Work instruction - Every line holding the string "selected" should be copied out of the listing.

════════

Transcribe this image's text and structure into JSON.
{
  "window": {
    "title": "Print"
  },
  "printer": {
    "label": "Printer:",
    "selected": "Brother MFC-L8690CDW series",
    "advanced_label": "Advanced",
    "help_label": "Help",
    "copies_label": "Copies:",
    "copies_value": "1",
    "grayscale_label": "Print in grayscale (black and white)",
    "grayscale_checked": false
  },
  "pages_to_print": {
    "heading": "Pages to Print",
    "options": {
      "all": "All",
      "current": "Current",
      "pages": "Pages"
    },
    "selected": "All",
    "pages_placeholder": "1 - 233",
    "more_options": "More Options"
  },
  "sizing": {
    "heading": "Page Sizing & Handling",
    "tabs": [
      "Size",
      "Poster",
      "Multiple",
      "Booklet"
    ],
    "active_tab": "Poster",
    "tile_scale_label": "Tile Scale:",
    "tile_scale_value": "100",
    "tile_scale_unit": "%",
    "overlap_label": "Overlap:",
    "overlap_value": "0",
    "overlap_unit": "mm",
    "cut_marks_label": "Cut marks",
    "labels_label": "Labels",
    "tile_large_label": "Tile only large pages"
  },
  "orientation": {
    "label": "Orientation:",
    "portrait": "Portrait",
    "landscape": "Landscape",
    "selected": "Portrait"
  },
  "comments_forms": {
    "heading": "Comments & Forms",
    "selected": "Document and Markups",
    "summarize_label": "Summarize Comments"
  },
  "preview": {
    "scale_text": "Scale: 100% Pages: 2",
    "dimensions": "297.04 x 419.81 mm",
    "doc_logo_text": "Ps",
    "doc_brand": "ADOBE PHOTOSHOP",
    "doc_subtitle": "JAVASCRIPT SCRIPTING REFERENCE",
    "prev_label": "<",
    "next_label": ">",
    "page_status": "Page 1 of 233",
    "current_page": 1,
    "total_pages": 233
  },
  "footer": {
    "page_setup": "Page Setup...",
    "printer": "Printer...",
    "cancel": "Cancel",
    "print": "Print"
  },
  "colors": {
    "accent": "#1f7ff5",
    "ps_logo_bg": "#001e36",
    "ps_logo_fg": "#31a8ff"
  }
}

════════

Written answer -
    "selected": "Brother MFC-L8690CDW series",
    "selected": "All",
    "selected": "Portrait"
    "selected": "Document and Markups",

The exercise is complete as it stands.